By New Times
By Derek Askey
By Mark Deming
By Serene Dominic
By Jason Keil
By Robrt L. Pela and Amy Silverman
By Jeff Moses
By Serene Dominic
It's fair to say Peniston is better than her material at this stage. The singer came up with the words and melody to "Finally," and her producers have mixed together an extremely radio-friendly bunch of pulsing dance tracks, but a writing- and knob-spinning team that could slug it out with Peniston note-for-note, say, a Jimmy Jam and Terry Lewis or a Cole and Clivelles, could push Peniston's career to a place even she never dreamed of.
As it became clear that the singer was leaping from the Pooch's album to the top of the charts, rumor had it the Pooch was stewing over Peniston's using Female Preacher as a springboard. But the Pooch swears she harbors no Peniston envy.
"There's no jealousy, because she has a voice," the Pooch insists. "I gave her the chance, but I didn't give her a voice."
Under the heading of "near future," Peniston's Filofax lists film, but she's positively hush-hush about the follow-up to Finally. The obvious question is whether she'd be up for taking on more intimate stuff in the vein of Oleta Adams or Anita Baker. "I don't like to let the cat out of the bag" might be her way of saying she's not ready to give up a steady diet of No. 1 club songs just yet. Peniston did grow up on balladeers like Patti LaBelle and Shirley Murdock, though.
Still, her best songs now all have throbbing beats in common. Peniston's voice genuinely turbocharges the house tracks on Finally, but she sounds flaccid, if technically impressive, on the ballad "Inside That I Cried."
On the strength of her up-tempo performances, critics have mentioned the word "diva" so often to sum up the singer, it might as well be a professional degree. No argument from Peniston here: "I think people consider 'diva' as someone with a lot of soul, and I consider myself a person with a lot of soul, so I think the description would fit right."
Just like "diva" and Chaka Khan naturally pop into your mind when you hear Ce Ce Peniston, there's someone people think about all the time when they're talking about Malaika Sallard.
"To be truthful," Malaika says with an embarrassed laugh during an interview at her Glendale apartment, "people say me and Ce Ce sound alike. Ce Ce has a full voice. She doesn't have this baby squeak. I feel I fall into the same category."
Malaika, in fact, is already shaping up as a Mariah Carey to Peniston's Whitney Houston. "Why do I have to sound like her?" she asks in mock exasperation. "Why can't she sound like me?"
The singer, 20, swears she sounded like her friend before they met, but it's a fair bet Malaika's voice is more Penistonian today than before Ce Ce.
The singers met a couple of years ago in the cafeteria at Phoenix College, where Peniston was on her way to a liberal arts degree and Malaika was studying nursing. You could say Malaika took a minor in Peniston.

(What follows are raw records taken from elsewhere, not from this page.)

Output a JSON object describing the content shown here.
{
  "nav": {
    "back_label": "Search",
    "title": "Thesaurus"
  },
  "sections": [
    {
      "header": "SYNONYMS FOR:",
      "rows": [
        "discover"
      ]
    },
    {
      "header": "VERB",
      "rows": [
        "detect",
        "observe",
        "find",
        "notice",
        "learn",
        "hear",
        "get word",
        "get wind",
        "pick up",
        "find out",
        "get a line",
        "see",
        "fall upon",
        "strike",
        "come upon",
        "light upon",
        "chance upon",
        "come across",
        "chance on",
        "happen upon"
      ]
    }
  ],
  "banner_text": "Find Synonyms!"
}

Soon after they met, the singers had students listening in amazement to their duets. But it wasn't their voices that had jaws dropping. It was their choice of venue--the cafeteria. While students munched and studied, Peniston and Malaika took requests, conversed in song and generally made a scene.
"We would grab an audience," Malaika recalls. "People would gather around and ask, 'Are you gonna sing today?'"
Not everyone was similarly moved by their harmonies. "There would be people who would say, 'Oh, those girls are always singing.' And we would just say, 'Look, it's for the benefit of our voices, we like to do it, and if you don't like it, then I'm sorry. There's other places on campus that you can hang out.'"
School wasn't the only place Malaika and Peniston carried on.
"We could be in the middle of the mall, and if I'm on one end and she's on the other end, we will sing, 'Hey, how ya doin? So how was your weekend, gir-r-r-l?' And sometimes we just go on and on and on. So it's kinda cute, but then again, it embarrasses other people."
Beyond wowing shoppers and bugging students, Malaika's workouts with Peniston did something more constructive.
"With us singing back and forth," Malaika says, "I would assume that we do have some characteristics alike."
Peniston brought out the beast in Malaika. "When I first started, I sang more through my nose than through my diaphragm. She told me, 'You've gotta use your stomach.' Now my voice has more clarity. It's louder, it's fuller, you can hear the words better. If you would've heard me a few months ago, you would've said, 'Oh my God!'"
Peniston, along with her mother, also gave Malaika a mental makeover.
"I think confidence was my main problem," she admits. "They said that I had talent, that it doesn't come a dime a dozen, and that someone is gonna pick me up."
Besides serving as Malaika's voice coach and guru, Peniston even played agent. "We pretty much promised one another, 'Hey, if you get a record deal, think about me," Malaika says.